1) Mode change
The first mod was to change the radio from Mode 1 to Mode 2. This is extremely easy, if a bit fiddly. Here's how I did it:
* Open the transmitter
* Switch the small slider switch on the bottom left PCB. It is marked L and R for which side is the throttle.
Then, swap the ratchet/spring in the throttle/elevator sticks:
* Unscrew the ratchet and screw it to the other side.
* Unscrew the spring retainer. Remove the spring, plastic slider, screw, and the plastic lever.
* Attach the plastic lever in place on the new side.
* Tie a piece of string/line to the spring, then 'fish' the other side of the lever up. Attach to the plastic slider, and fit in place.
* Screw the plastic slider down to about the same level as is being used on the other sprung controls (screw position sets spring tension).
* Close up transmitter and enjoy.
2) Training Gear
I bought a piece of very light dowel from the local hardware store, cut it in half, and attached four soft foam practice golf balls to the ends. Tied this to the wheels of the helicopter to provide a much more stable platform and eliminate rolling tipovers on landing.
3) DSM2 Radio
I bought a cheap (~$20) AR6100e off ebay. Looks genuine, but who knows these days. I'm willing to think it's surplus factory stock, and it works fine. Switching over to any other DSM2 radio, such as an AR6110e or some other AR6100/AR6110/AR6200 system should work much the same.
The Twister's radio doesn't have its channels clearly identified. The helicopters Throttle and Rudder cable, however, are marked. To make life easy:
* Power up the system, and move the elevator and aileron controls. Note which links on the swashplate move to each input.
* fit the rudder cable to the rudder channel.
* fit the elevator and aileron cables to the elevator and aileron channels.
* Power up and bind the receiver. Move the elevator and aileron inputs. If the wrong channels move, swap them.
* Power down.
* Set the radio to Heli mode, with a CCPM swashplate type. Set the throttle and pitch subtrims to -100%.
* On mine, I had to Reverse several channels, including (importantly!) Pitch.
* On my DX6i it appears (I didn't read the manual, so shoot me) that the GEAR channel is the Gyro, and AUX1 is the Collective/Pitch. So now ignore the 'Throttle' label on your remaining cable and instead plug it into Aux1.

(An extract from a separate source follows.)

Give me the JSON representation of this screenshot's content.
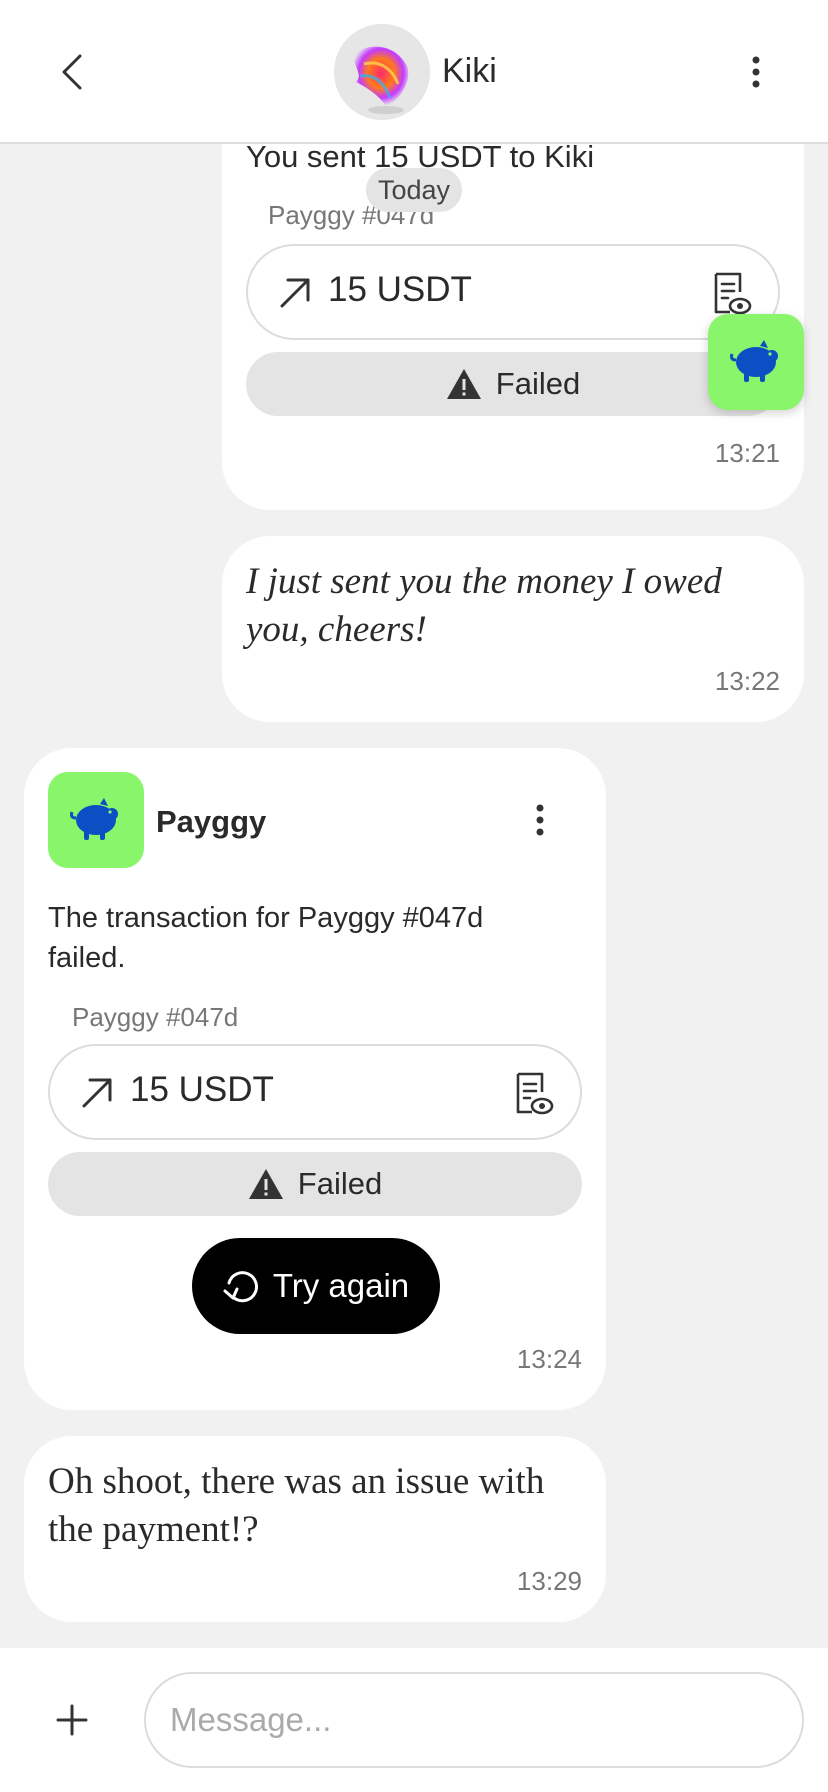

* Power up with throttle down. Blades should be stopped. Advance the throttle. Blades should spin.
* Walking the helicopter, it's possible to work out which channels need to be reversed (rudder, aileron, elevator).
Voila! Your Twister Skylift is now DSM2 and works with a Spektrum radio.
(Initially, I had plugged Throttle into the receiver's Throttle output. The result of doing this is that your helicopter will try and turn hard right or left, and rudder control will not work).
So now I have another model bound to my DX6i. But with only being able to fly it indoors and with very limited flight times and a battery that feels like it's going to burst into flames at any minute, I have to wonder how much flying it's really going to get...
|Category||Thread||Thread Starter||Forum||Replies||Last Post|
|Discussion||New CRASH SALE today. $30 OFF on Twister Skylift Heli||Jason Cole||Hot Online Deals||0||Sep 01, 2010 08:49 AM|
|Discussion||New CRASH SALE today. $30 OFF on Twister Skylift Heli||Jason Cole||Vendor Talk||0||Sep 01, 2010 08:48 AM|
|For Sale||twister skylift||heliburner65||Aircraft - Electric - Helis (FS/W)||0||Feb 13, 2010 07:55 AM|
|Question||Twister Skylift question||leethetreeguy||Coaxial Helicopters||3||Feb 09, 2010 06:28 PM|